Net foreign direct investments (FDI) slumped to their lowest level in over a year in July on the back of a steep drop in funds channeled into debt instruments, the Bangko Sentral ng Pilipinas (BSP) reported on Tuesday.
At $307 million, the net inflow for the month was 37.9 percent lower compared to July last year and was also the smallest since June 2016’s $238 million.
The Bangko Sentral said this was mainly on account of a 74.3-percent decline in investments in debt instruments, to $105 million from $407 million, which outweighed a more than five-fold increase in net equity capital.
Net equity capital, at $131 million in July, was 470 percent higher compared to the $23 million posted a year earlier. Equity capital placements totaled $170 million, outpacing the $39 million in withdrawals during the month.
The bulk of inflows came from Singapore, the United States, the Netherlands, Japan and Taiwan, the central bank said.
The funds were channeled primarily into manufacturing; real estate; wholesale and retail trade; finance and insurance; and electricity, gas, steam and air conditioning supply activities.
Reinvested earnings, meanwhile, grew by 11.5 percent to $71 million.
July’s slump weighed on net FDI flows for the first seven months of 2017, which fell by 16.5 percent year on year to $3.9 billion.
The Bangko Sentral said this was due to an 81.5-percent decline in net equity capital to $272 million.
Placements during the period came mostly from Singapore, the United States, Japan, Hong Kong and the Netherlands.
Net placements in debt instruments expanded by 13.9 percent to $3.14 billion from $2.76 billion.
Reinvested earnings reached $487 million, up 9.3 percent.
The Bangko Sentral raised its 2017 net FDI forecast to $8 billion in June, from $7 billion previously, citing improved domestic indicators and expected global uptick.
Senator Franklin Drilon last week expressed concerns over “a significant deceleration in the influx of new investments” or equity placements during a hearing on the National Economic and Development Authority’s (NEDA) 2018 budget.
This prompted the NEDA to issue a statement on Tuesday claiming that foreign investors remained confident in doing business in the Philippines, a view also echoed by Presidential Adviser on Entrepreneurship Jose Ma. Concepion 3rd.
The NEDA, citing data released by the BSP last month, said net FDI totaled $3.6 billion in June, down 14 percent from a year earlier. This was due to a 90.3 percent drop in net equity capital to $141 million in the first half from $1.448 billion in the same period last year.
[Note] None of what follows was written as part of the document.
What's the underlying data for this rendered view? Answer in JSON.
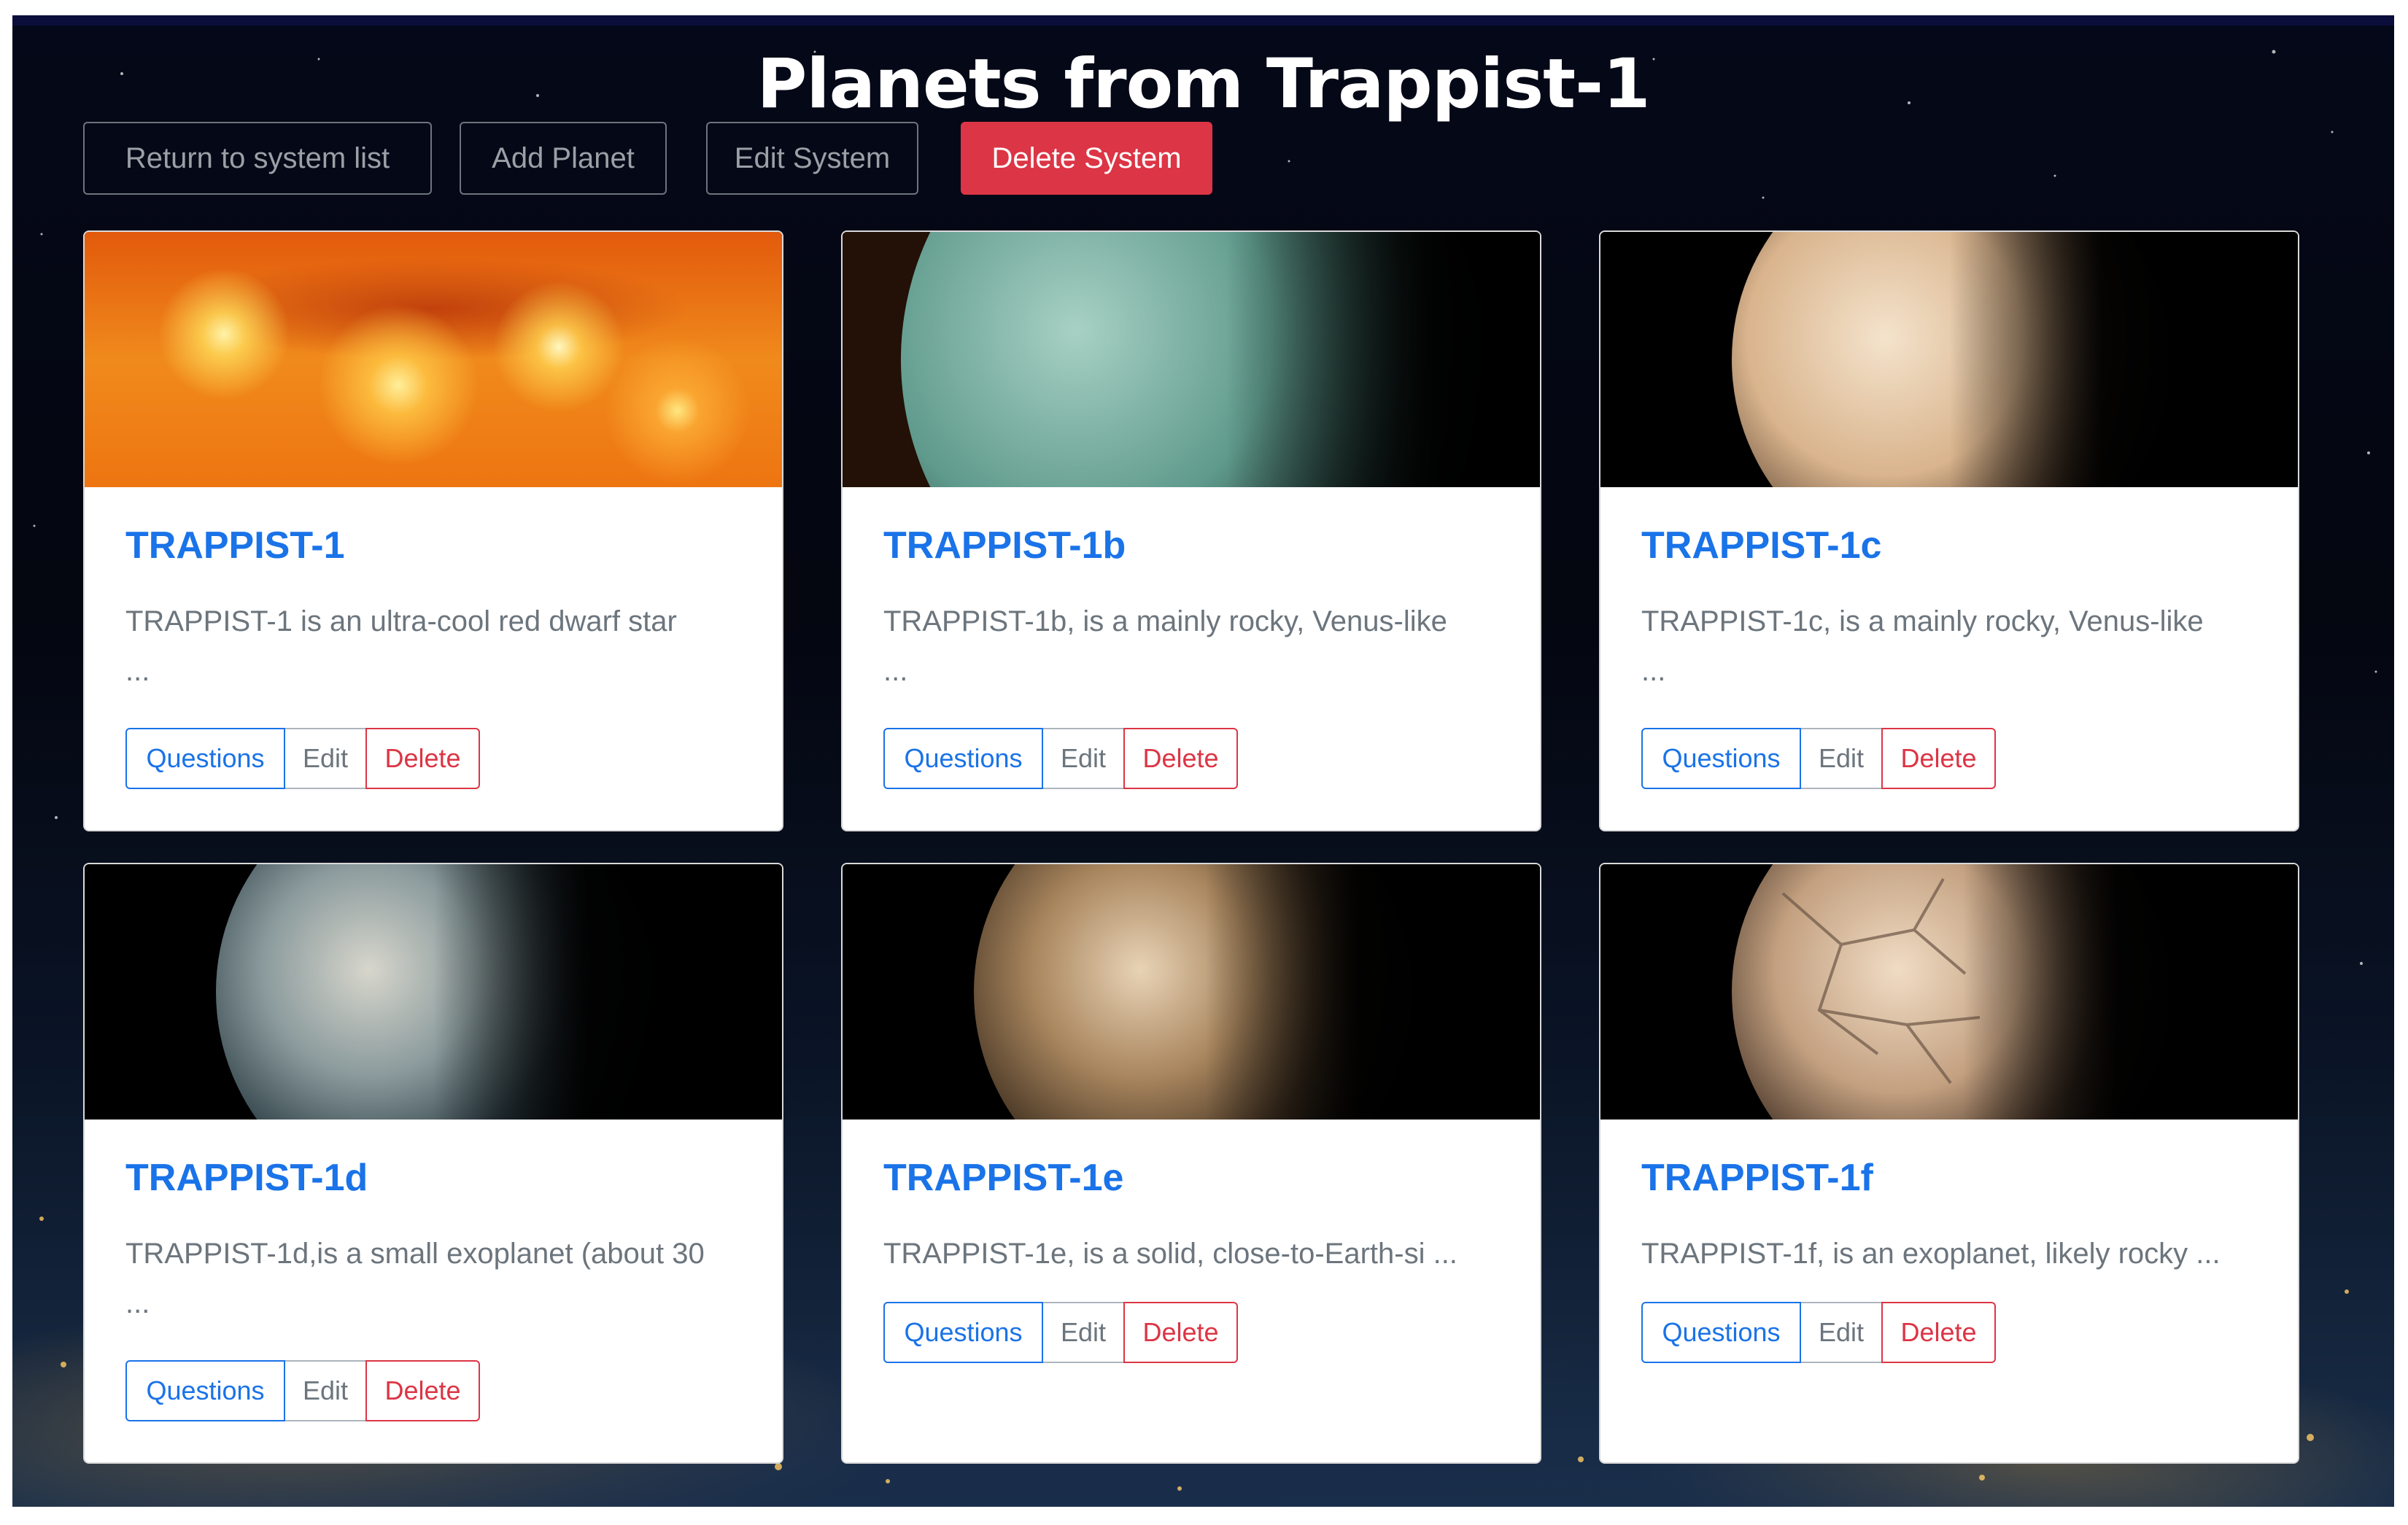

“While the data on equity placements serve as a gauge of new FDI entry and overall investor confidence, the figure is not complete. The figure does not show the total inward investments made by foreign investors in the country,” NEDA officer-in-charge Rolando G. Tungpalan said.
The decline in net equity capital was also attributed to a high base.
Tungpalan said the business outlook for the rest of the year was rosy based on the central bank’s latest Business Expectations Survey.
The NEDA said it was also exhausting all measures to further improve the business climate in the Philippines, particularly by easing foreign restrictions via revisions to the foreign investment negative list (FINL).
A draft FINL is now up for review and adoption by the NEDA Board.
Economic managers are also pushing for the approval of the Tax Reform for Acceleration and Inclusion (TRAIN) bill, which is a crucial component of the government’s massive infrastructure program, “Build Build Build.”
Cabinet officials have also been drumming up investor interest via briefings overseas, with the next leg to be held in New York with Socioeconomic Planning Secretary Ernesto M. Pernia, Budget Secretary Benjamin Diokno and Finance Secretary Carlos Dominguez III in attendance.
Confidence ‘pretty high’
Concepcion, meanwhile, claimed the plunge in net equity capital could be a “blip”.
“If it is constantly going down for the last two or three years, then maybe you have a problem. But if it was just a blip just like this year, I would not be concerned,” he said.
“Right now, the barometer of confidence to me in the business side is pretty high. And that can continue to be maintained if they see that the country is moving forward.”
Concepcion claimed that business confidence was manifested during a recent meeting between economic managers and private sector representatives for the “Build Build Build” program, with business leaders such as Ramon Ang of San Miguel, Lance Gokongwei of Cebu Pacific and Michael Tan of the Lucio Tan Group expressing their desire to participate in infrastructure projects.
“The business sector wants to be partners with them (the government) in their nationwide building program, and one of the areas that is of extreme interest is the airports in the Philippines. So if you’re saying that there is a weakness in confidence in the business community, [that’s] definitely not [the case],” he said
“From my perspective, everything is moving as fast as possible.”
Concepcion, however, conceded that the foreign funding for the Duterte administration’s infrastructure projects from Japan and China had yet to come in.
WITH LLANESCA T. PANTI